Knight, S. S., and K. L. Boyer 2007. Effects of Conservation Practices on Aquatic Habitats and Fauna. IN: Fish and Wildlife Response to Farm Bill Conservation Practices. The Wildlife Society Technical Review 07-1: 85-103.

Gumiero, B., K. Boyer, and S. Gregory. 2009. Introduction: Biodiversity and restoration of hydromorpological processes. IN: IVth ECRR International Conference on River Restoration 2008, Italy. B. Gumiero, M. Rinaldi, and B. Fokkens, editors.

Colvin, R., G. Giannico, J. Li., and K. Boyer. 2009. Fish use of intermittent drainages of agricultural lands in the Willamette Valley, Oregon. 2009, Trans Am. Fish. Soc. 138:1302-1313.

A. Chin, A., L. R. Laurencio, M. D. Daniels, E. Woho, M. A. Urban, K.L. Boyer, A. Butt, H. Piegay, and K. Gregory. 2014. The significance of perceptions and feedbacks for effectively managing wood in rivers. River Research and Applications 30:98-111. 

Outreach and Extension

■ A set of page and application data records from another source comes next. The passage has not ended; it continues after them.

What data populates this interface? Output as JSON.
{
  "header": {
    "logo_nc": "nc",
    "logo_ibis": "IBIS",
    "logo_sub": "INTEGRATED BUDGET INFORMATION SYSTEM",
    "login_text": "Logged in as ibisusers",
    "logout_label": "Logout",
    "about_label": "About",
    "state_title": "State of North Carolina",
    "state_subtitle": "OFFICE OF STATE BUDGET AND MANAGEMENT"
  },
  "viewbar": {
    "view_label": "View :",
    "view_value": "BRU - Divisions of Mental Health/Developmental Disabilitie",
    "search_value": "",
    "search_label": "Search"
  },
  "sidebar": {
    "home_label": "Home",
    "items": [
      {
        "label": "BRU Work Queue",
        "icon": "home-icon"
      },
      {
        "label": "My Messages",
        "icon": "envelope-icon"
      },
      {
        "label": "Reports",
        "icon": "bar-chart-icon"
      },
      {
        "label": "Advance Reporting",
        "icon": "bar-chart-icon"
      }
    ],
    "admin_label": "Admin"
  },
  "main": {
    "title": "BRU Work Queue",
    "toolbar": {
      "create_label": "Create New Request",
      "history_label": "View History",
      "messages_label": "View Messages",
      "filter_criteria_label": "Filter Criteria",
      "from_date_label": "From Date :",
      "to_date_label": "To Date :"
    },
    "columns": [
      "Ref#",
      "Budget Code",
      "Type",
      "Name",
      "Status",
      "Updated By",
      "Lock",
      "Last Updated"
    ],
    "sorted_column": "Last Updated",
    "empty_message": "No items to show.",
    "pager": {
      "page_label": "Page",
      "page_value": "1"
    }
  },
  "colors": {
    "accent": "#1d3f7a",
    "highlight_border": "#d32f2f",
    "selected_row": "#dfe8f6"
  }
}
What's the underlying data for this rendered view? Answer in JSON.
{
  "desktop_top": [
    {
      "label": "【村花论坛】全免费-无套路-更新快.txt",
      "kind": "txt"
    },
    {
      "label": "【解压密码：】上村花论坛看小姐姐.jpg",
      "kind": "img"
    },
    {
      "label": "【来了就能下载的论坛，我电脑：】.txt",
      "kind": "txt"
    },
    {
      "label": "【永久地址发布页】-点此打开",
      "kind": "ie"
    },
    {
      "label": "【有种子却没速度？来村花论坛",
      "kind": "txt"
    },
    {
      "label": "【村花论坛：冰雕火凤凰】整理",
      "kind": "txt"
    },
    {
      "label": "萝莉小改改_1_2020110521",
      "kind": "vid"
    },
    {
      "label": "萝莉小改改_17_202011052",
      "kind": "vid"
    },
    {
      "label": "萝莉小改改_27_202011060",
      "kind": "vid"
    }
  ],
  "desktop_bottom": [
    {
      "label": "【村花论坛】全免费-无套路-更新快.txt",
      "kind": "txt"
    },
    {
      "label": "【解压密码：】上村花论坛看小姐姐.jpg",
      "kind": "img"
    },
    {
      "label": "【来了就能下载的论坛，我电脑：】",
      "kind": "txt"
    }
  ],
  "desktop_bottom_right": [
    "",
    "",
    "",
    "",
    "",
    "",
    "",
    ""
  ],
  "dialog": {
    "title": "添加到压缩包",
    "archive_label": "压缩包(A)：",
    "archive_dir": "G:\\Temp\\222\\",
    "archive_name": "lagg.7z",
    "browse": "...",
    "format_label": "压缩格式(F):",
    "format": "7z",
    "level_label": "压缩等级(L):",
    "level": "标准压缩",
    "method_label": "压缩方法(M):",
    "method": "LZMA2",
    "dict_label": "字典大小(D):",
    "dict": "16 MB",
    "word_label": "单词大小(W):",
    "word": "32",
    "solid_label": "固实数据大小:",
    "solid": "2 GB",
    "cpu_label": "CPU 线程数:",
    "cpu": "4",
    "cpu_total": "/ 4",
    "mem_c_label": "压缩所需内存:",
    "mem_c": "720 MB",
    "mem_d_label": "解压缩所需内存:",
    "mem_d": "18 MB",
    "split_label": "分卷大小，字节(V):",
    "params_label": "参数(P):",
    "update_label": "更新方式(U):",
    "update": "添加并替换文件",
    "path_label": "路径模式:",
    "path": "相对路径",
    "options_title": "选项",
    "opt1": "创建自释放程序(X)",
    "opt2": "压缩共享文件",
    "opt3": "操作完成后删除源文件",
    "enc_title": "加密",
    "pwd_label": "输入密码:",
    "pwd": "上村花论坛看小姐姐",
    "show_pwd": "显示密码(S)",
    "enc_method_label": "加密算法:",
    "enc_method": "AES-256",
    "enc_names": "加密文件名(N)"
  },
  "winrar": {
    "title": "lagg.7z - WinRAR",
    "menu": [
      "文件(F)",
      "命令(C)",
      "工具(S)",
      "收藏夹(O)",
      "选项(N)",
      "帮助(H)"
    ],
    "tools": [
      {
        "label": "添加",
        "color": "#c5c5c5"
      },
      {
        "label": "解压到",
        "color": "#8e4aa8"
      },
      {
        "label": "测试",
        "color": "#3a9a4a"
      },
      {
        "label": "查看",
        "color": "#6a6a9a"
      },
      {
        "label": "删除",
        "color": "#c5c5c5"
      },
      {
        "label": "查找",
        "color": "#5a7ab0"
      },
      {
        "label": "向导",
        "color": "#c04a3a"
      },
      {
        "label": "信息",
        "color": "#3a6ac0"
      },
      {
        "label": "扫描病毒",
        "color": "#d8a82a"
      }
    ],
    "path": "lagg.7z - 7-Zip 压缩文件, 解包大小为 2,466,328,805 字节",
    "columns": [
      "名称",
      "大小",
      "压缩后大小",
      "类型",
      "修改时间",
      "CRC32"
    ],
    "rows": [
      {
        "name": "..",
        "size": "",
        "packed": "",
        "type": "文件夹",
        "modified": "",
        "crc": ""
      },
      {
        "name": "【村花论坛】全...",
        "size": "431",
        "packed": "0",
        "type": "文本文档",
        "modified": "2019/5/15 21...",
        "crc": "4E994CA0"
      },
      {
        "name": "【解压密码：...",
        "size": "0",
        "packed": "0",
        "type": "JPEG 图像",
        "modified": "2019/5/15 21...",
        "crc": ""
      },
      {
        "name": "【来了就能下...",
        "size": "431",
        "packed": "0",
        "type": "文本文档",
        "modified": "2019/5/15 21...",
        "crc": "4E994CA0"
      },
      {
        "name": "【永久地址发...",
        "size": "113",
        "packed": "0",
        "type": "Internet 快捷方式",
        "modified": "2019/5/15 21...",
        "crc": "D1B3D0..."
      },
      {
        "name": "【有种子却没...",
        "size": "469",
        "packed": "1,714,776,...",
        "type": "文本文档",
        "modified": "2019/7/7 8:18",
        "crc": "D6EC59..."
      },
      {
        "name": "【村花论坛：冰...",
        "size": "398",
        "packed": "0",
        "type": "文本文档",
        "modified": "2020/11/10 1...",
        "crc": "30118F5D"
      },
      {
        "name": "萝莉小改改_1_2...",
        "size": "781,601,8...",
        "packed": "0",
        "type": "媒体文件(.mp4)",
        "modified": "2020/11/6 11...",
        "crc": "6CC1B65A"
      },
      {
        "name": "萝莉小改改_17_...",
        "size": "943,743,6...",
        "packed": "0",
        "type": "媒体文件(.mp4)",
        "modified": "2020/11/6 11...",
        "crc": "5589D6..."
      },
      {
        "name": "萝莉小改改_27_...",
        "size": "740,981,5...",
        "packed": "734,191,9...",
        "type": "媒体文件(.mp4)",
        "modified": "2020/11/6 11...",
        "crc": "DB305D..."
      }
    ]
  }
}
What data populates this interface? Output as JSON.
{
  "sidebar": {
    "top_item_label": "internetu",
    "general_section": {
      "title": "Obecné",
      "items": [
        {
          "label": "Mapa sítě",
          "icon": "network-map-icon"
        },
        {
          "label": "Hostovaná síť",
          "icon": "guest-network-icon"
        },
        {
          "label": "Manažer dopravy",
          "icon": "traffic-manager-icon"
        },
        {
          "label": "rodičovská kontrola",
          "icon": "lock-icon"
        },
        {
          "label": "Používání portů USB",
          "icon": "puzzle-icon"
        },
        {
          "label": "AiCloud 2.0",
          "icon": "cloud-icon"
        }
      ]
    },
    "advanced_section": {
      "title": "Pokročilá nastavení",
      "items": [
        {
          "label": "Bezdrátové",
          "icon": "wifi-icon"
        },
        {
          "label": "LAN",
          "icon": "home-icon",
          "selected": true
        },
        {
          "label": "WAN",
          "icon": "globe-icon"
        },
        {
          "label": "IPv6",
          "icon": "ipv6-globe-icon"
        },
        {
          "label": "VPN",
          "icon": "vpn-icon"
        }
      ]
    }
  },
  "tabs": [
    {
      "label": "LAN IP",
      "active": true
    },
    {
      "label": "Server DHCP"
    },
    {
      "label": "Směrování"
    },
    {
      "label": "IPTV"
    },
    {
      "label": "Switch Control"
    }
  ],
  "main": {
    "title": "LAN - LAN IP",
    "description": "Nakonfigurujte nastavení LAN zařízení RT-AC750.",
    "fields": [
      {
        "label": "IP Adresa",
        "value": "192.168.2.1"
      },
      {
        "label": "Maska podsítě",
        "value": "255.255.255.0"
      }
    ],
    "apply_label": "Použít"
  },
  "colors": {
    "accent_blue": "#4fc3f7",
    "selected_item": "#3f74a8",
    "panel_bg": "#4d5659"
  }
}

Flooded Fields and Drainage Ditches of the Willamette Valley: Habitat legacies for native fish and wildlife. DVD produced by Freshwaters Illustrated in collaboration with OSU and Oregon Sea Grant.

Oregon Public Broadcasting, Oregon Field Guide: Ditch Fish;                 http://www.opb.org/television/programs/ofg/segment/ditch-fish/

Fun Fact

I caught my first native fish by hand in an irrigation ditch in Phoenix, Arizona, at the age of 7.